Similarly, loans from China accounted for 11.28% of the USD27.67 billion in foreign debt stock as of the same date, in terms of external sources of funding.
China has borrowed USD 3.121 billion from the World Bank as of March 31, 2020, and the interest rates are 2.50 percent per year with a tenor of 20 years, as well as a seven-year grace period (moratorium). According to the World Bank.
Section 41 (1a) of the Fiscal Responsibility Act of 2007 requires certain phrases to be compliant. Low interest rates save the government money on interest, but extended terms allow the principle to be repaid over many years. A recently disclosed global bank document says that because of these two advantages, the yearly budget’s debt payment provisions are smaller than they would be if the loans were on commercial terms.
‘According to the paper, the $3.121 billion in loans are project-related debts. Nigerian Railway Modernization Project (Idu-Kaduna section), Abuja Light Rail Project, Nigerian Four Airport Terminals Expansion Project (Abuja, Kano, Lagos, and Port Harcourt), Nigerian Railway Modernization Project (Lagos-Ibadan section), and Rehabilitation and Upgrading of Abuja – Keffi- Makurdi Road Project are among the eleven projects (11 as of March 31, 2020) that will be completed by that date.
This loan’s influence is not only apparent, but also palpable. Taking the Idu-Kaduna Rail Line as an example, it’s now a popular mode of transit between Abuja and Kaduna. The new Abuja International Airport and the Lagos-Ibadan Rail Line, when finished, would relieve traffic on the crowded Lagos-Ibadan Expressway.
A number of these initiatives also have the additional advantage of creating jobs via direct and indirect service providers, including Small and Medium Enterprises (SMEs), according to the paper.

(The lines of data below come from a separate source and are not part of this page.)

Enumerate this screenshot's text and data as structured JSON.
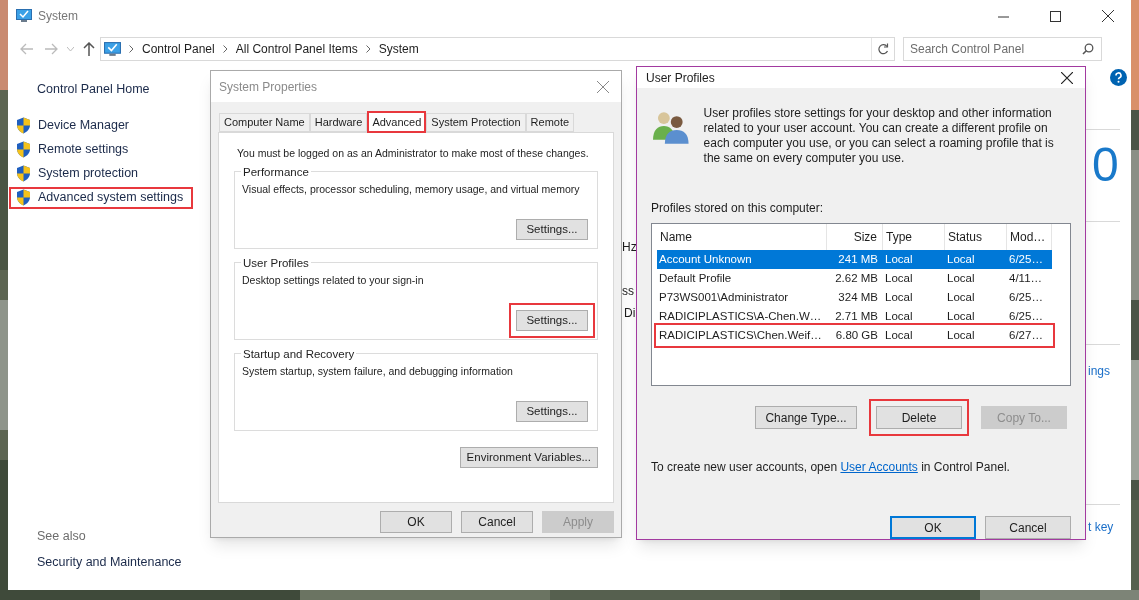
{
  "window": {
    "title": "System"
  },
  "address_bar": {
    "crumbs": [
      "Control Panel",
      "All Control Panel Items",
      "System"
    ]
  },
  "search": {
    "placeholder": "Search Control Panel"
  },
  "sidebar": {
    "home": "Control Panel Home",
    "items": [
      {
        "label": "Device Manager",
        "highlighted": false
      },
      {
        "label": "Remote settings",
        "highlighted": false
      },
      {
        "label": "System protection",
        "highlighted": false
      },
      {
        "label": "Advanced system settings",
        "highlighted": true
      }
    ],
    "see_also": "See also",
    "see_also_items": [
      "Security and Maintenance"
    ]
  },
  "background_fragments": [
    {
      "kind": "text",
      "text": "Hz"
    },
    {
      "kind": "text",
      "text": "ss"
    },
    {
      "kind": "text",
      "text": "Di"
    },
    {
      "kind": "number",
      "text": "0"
    },
    {
      "kind": "link",
      "text": "ings"
    },
    {
      "kind": "link",
      "text": "t key"
    }
  ],
  "system_properties": {
    "title": "System Properties",
    "tabs": [
      {
        "label": "Computer Name",
        "selected": false,
        "highlighted": false
      },
      {
        "label": "Hardware",
        "selected": false,
        "highlighted": false
      },
      {
        "label": "Advanced",
        "selected": true,
        "highlighted": true
      },
      {
        "label": "System Protection",
        "selected": false,
        "highlighted": false
      },
      {
        "label": "Remote",
        "selected": false,
        "highlighted": false
      }
    ],
    "notice": "You must be logged on as an Administrator to make most of these changes.",
    "groups": [
      {
        "title": "Performance",
        "description": "Visual effects, processor scheduling, memory usage, and virtual memory",
        "button": {
          "label": "Settings...",
          "highlighted": false
        }
      },
      {
        "title": "User Profiles",
        "description": "Desktop settings related to your sign-in",
        "button": {
          "label": "Settings...",
          "highlighted": true
        }
      },
      {
        "title": "Startup and Recovery",
        "description": "System startup, system failure, and debugging information",
        "button": {
          "label": "Settings...",
          "highlighted": false
        }
      }
    ],
    "env_button": "Environment Variables...",
    "buttons": [
      {
        "label": "OK",
        "disabled": false
      },
      {
        "label": "Cancel",
        "disabled": false
      },
      {
        "label": "Apply",
        "disabled": true
      }
    ]
  },
  "user_profiles": {
    "title": "User Profiles",
    "description": "User profiles store settings for your desktop and other information related to your user account. You can create a different profile on each computer you use, or you can select a roaming profile that is the same on every computer you use.",
    "list_label": "Profiles stored on this computer:",
    "columns": [
      "Name",
      "Size",
      "Type",
      "Status",
      "Mod…"
    ],
    "rows": [
      {
        "cells": [
          "Account Unknown",
          "241 MB",
          "Local",
          "Local",
          "6/25…"
        ],
        "selected": true,
        "highlighted": false
      },
      {
        "cells": [
          "Default Profile",
          "2.62 MB",
          "Local",
          "Local",
          "4/11…"
        ],
        "selected": false,
        "highlighted": false
      },
      {
        "cells": [
          "P73WS001\\Administrator",
          "324 MB",
          "Local",
          "Local",
          "6/25…"
        ],
        "selected": false,
        "highlighted": false
      },
      {
        "cells": [
          "RADICIPLASTICS\\A-Chen.W…",
          "2.71 MB",
          "Local",
          "Local",
          "6/25…"
        ],
        "selected": false,
        "highlighted": false
      },
      {
        "cells": [
          "RADICIPLASTICS\\Chen.Weif…",
          "6.80 GB",
          "Local",
          "Local",
          "6/27…"
        ],
        "selected": false,
        "highlighted": true
      }
    ],
    "actions": [
      {
        "label": "Change Type...",
        "disabled": false,
        "highlighted": false
      },
      {
        "label": "Delete",
        "disabled": false,
        "highlighted": true
      },
      {
        "label": "Copy To...",
        "disabled": true,
        "highlighted": false
      }
    ],
    "footer": {
      "before": "To create new user accounts, open ",
      "link": "User Accounts",
      "after": " in Control Panel."
    },
    "buttons": [
      {
        "label": "OK",
        "default": true
      },
      {
        "label": "Cancel",
        "default": false
      }
    ]
  }
}
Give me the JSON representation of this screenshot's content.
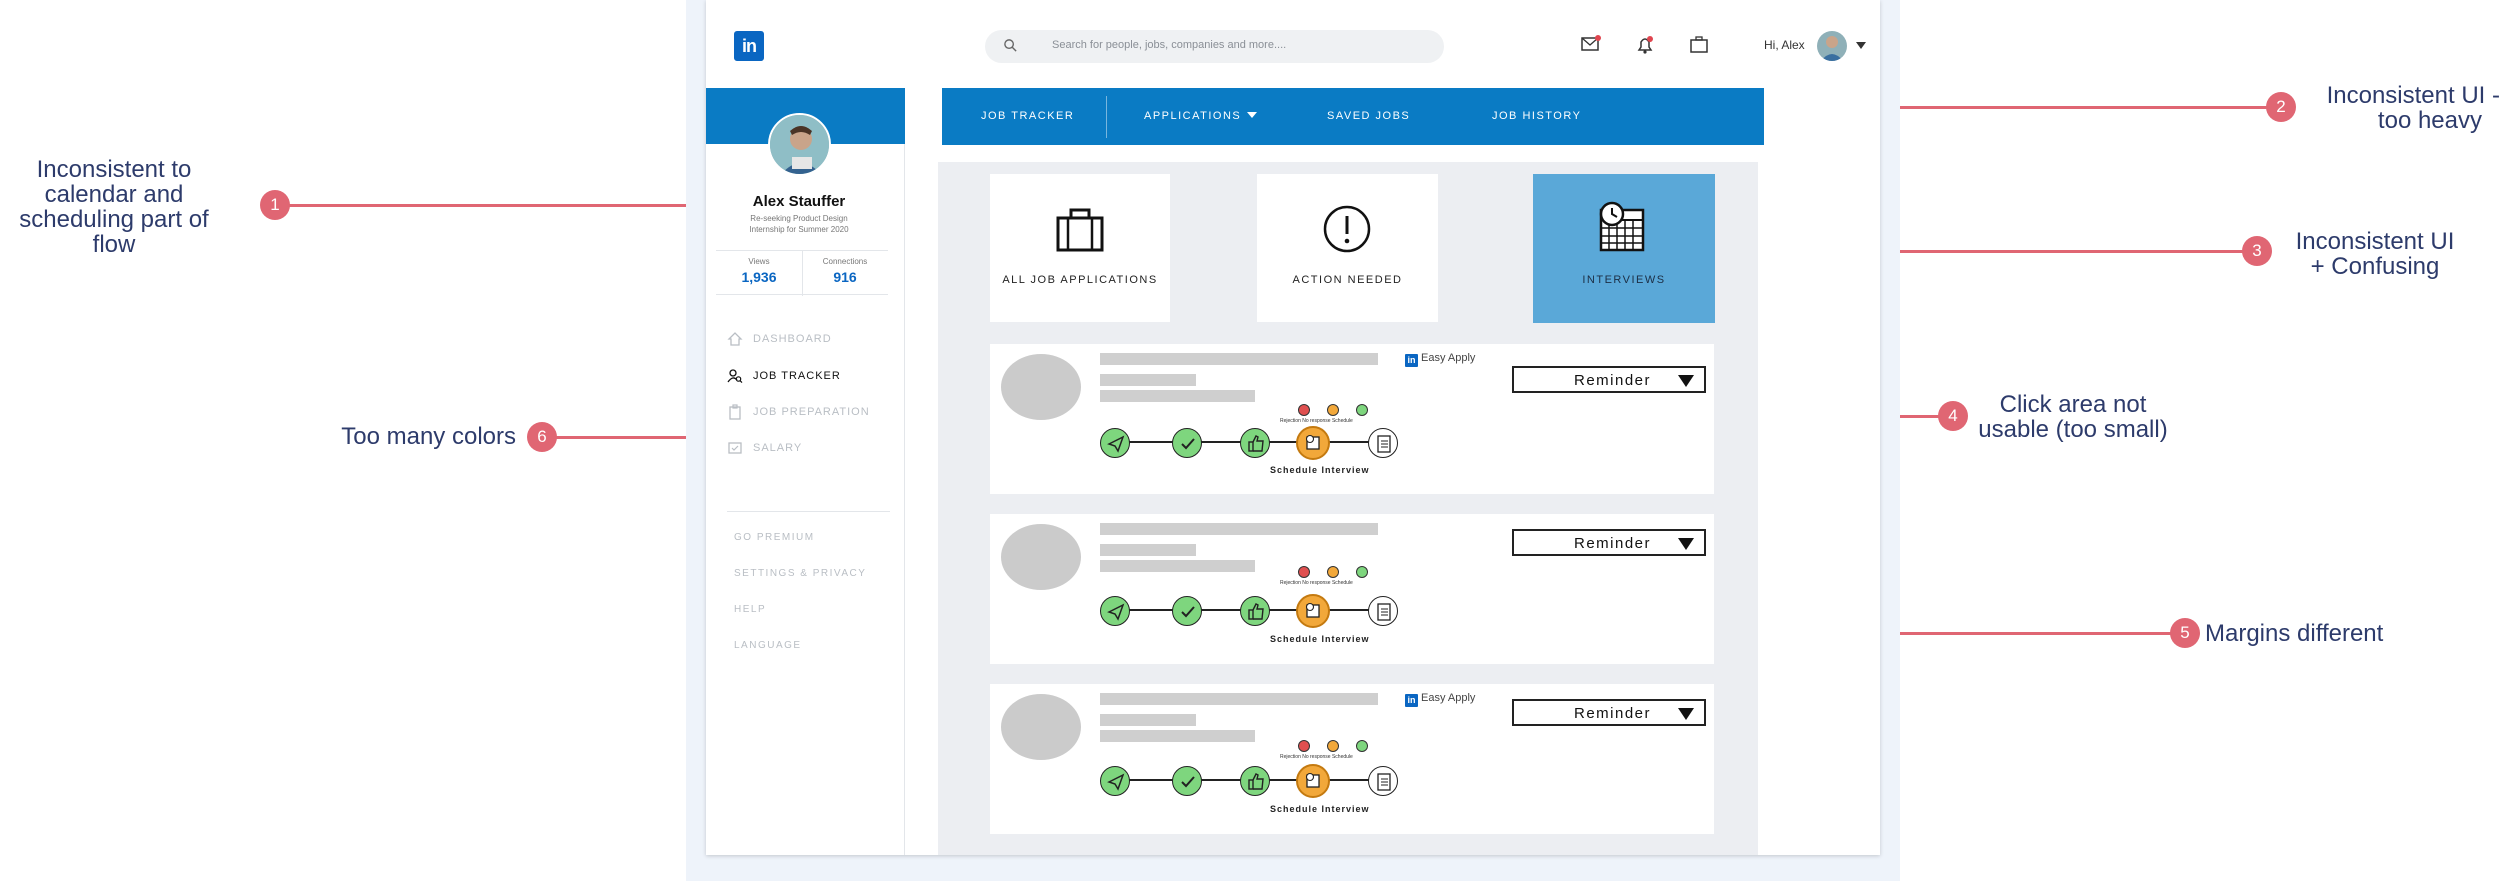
{
  "annotations": [
    {
      "number": "1",
      "text_lines": [
        "Inconsistent to",
        "calendar and",
        "scheduling part of",
        "flow"
      ]
    },
    {
      "number": "2",
      "text_lines": [
        "Inconsistent UI -",
        "too heavy"
      ]
    },
    {
      "number": "3",
      "text_lines": [
        "Inconsistent UI",
        "+ Confusing"
      ]
    },
    {
      "number": "4",
      "text_lines": [
        "Click area not",
        "usable (too small)"
      ]
    },
    {
      "number": "5",
      "text_lines": [
        "Margins different"
      ]
    },
    {
      "number": "6",
      "text_lines": [
        "Too many colors"
      ]
    }
  ],
  "topbar": {
    "logo": "in",
    "search_placeholder": "Search for people, jobs, companies and more....",
    "greeting": "Hi, Alex",
    "icons": [
      "messages-icon",
      "notifications-icon",
      "briefcase-icon"
    ]
  },
  "sidebar": {
    "name": "Alex Stauffer",
    "subtitle_lines": [
      "Re-seeking Product Design",
      "Internship for Summer 2020"
    ],
    "stats": [
      {
        "label": "Views",
        "value": "1,936"
      },
      {
        "label": "Connections",
        "value": "916"
      }
    ],
    "nav": [
      {
        "label": "DASHBOARD",
        "icon": "home-icon",
        "active": false
      },
      {
        "label": "JOB TRACKER",
        "icon": "user-search-icon",
        "active": true
      },
      {
        "label": "JOB PREPARATION",
        "icon": "clipboard-icon",
        "active": false
      },
      {
        "label": "SALARY",
        "icon": "money-icon",
        "active": false
      }
    ],
    "secondary": [
      "GO PREMIUM",
      "SETTINGS & PRIVACY",
      "HELP",
      "LANGUAGE"
    ]
  },
  "tabs": [
    {
      "label": "JOB TRACKER"
    },
    {
      "label": "APPLICATIONS"
    },
    {
      "label": "SAVED JOBS"
    },
    {
      "label": "JOB HISTORY"
    }
  ],
  "cards": [
    {
      "label": "ALL JOB APPLICATIONS",
      "icon": "briefcase-icon",
      "selected": false
    },
    {
      "label": "ACTION NEEDED",
      "icon": "exclamation-icon",
      "selected": false
    },
    {
      "label": "INTERVIEWS",
      "icon": "calendar-clock-icon",
      "selected": true
    }
  ],
  "jobs": [
    {
      "easy_apply": "Easy Apply",
      "reminder": "Reminder",
      "mini_labels": "Rejection No response Schedule",
      "schedule": "Schedule Interview"
    },
    {
      "easy_apply": "",
      "reminder": "Reminder",
      "mini_labels": "Rejection No response Schedule",
      "schedule": "Schedule Interview"
    },
    {
      "easy_apply": "Easy Apply",
      "reminder": "Reminder",
      "mini_labels": "Rejection No response Schedule",
      "schedule": "Schedule Interview"
    }
  ],
  "colors": {
    "brand_blue": "#0a7bc4",
    "selected_card": "#5aa8d8",
    "annotation": "#e06673",
    "annotation_text": "#2d3b6b",
    "step_green": "#7ed67e",
    "step_orange": "#f2a83a",
    "mini_red": "#e05050",
    "mini_orange": "#f2a83a",
    "mini_green": "#7ed67e"
  }
}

Remember that President Muhammadu Buhari recently wrote to the National Assembly, asking for authority to borrow $4,054,476,863 billion and €710 million, a move that caused controversy.